▶ **Problem to solve**: For each record that follows, restate the text exactly and drop the pictures.

Element data from apps and pages
= = = = =

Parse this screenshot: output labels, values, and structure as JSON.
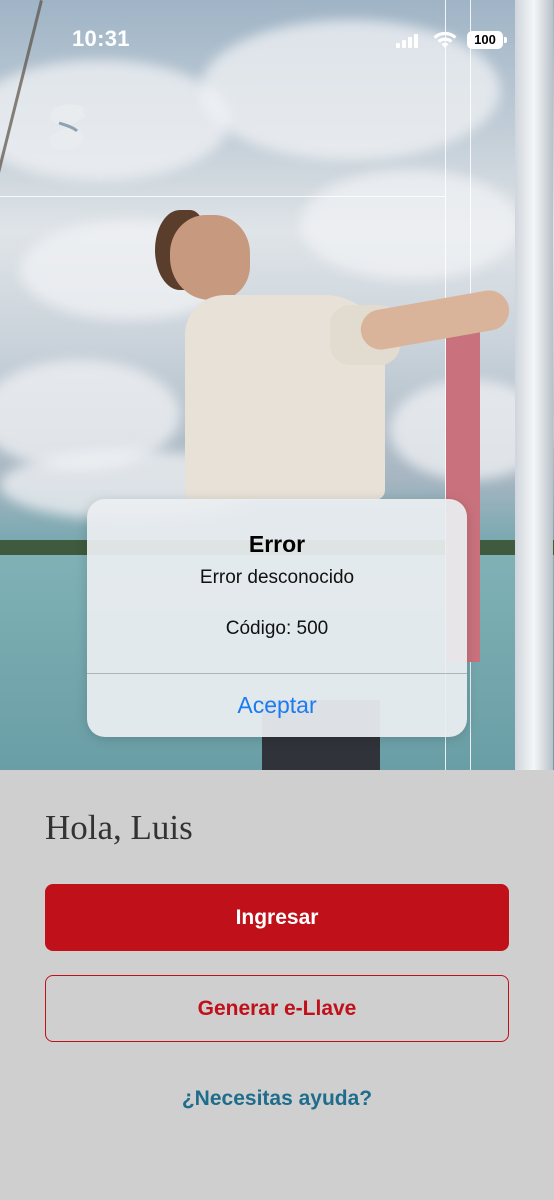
{
  "status_bar": {
    "time": "10:31",
    "battery": "100",
    "icons": [
      "signal-icon",
      "wifi-icon",
      "battery-icon"
    ]
  },
  "brand": {
    "logo_icon": "bank-logo-icon",
    "accent_color": "#c0111a",
    "link_color": "#1f6d8c"
  },
  "main": {
    "greeting": "Hola, Luis",
    "primary_button": "Ingresar",
    "secondary_button": "Generar e-Llave",
    "help_link": "¿Necesitas ayuda?"
  },
  "alert": {
    "title": "Error",
    "message": "Error desconocido",
    "code": "Código: 500",
    "button": "Aceptar"
  }
}
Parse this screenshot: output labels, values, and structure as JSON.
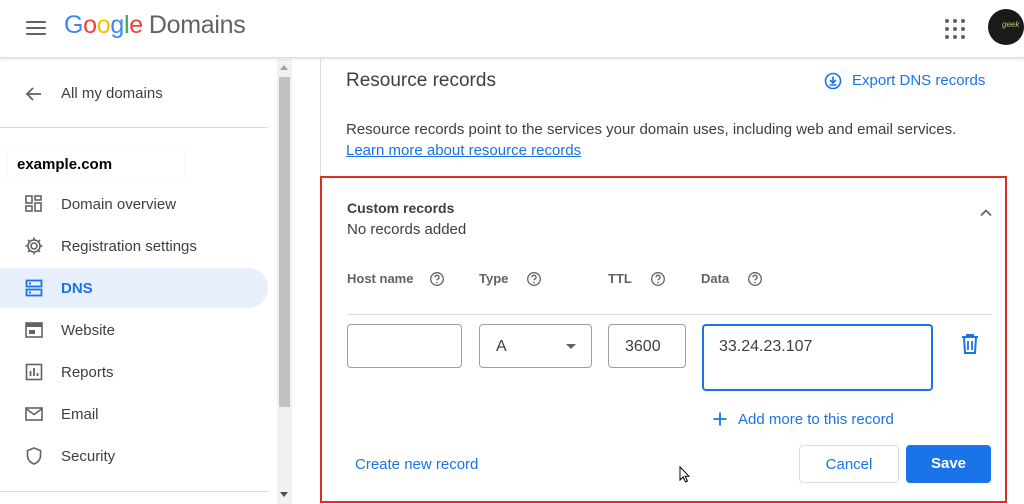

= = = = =

▶ **Result of the exercise**:
Parse this screenshot: output labels, values, and structure as JSON.
{
  "status_bar": {
    "time": "10:31",
    "battery": "100",
    "icons": [
      "signal-icon",
      "wifi-icon",
      "battery-icon"
    ]
  },
  "brand": {
    "logo_icon": "bank-logo-icon",
    "accent_color": "#c0111a",
    "link_color": "#1f6d8c"
  },
  "main": {
    "greeting": "Hola, Luis",
    "primary_button": "Ingresar",
    "secondary_button": "Generar e-Llave",
    "help_link": "¿Necesitas ayuda?"
  },
  "alert": {
    "title": "Error",
    "message": "Error desconocido",
    "code": "Código: 500",
    "button": "Aceptar"
  }
}
Parse this screenshot: output labels, values, and structure as JSON.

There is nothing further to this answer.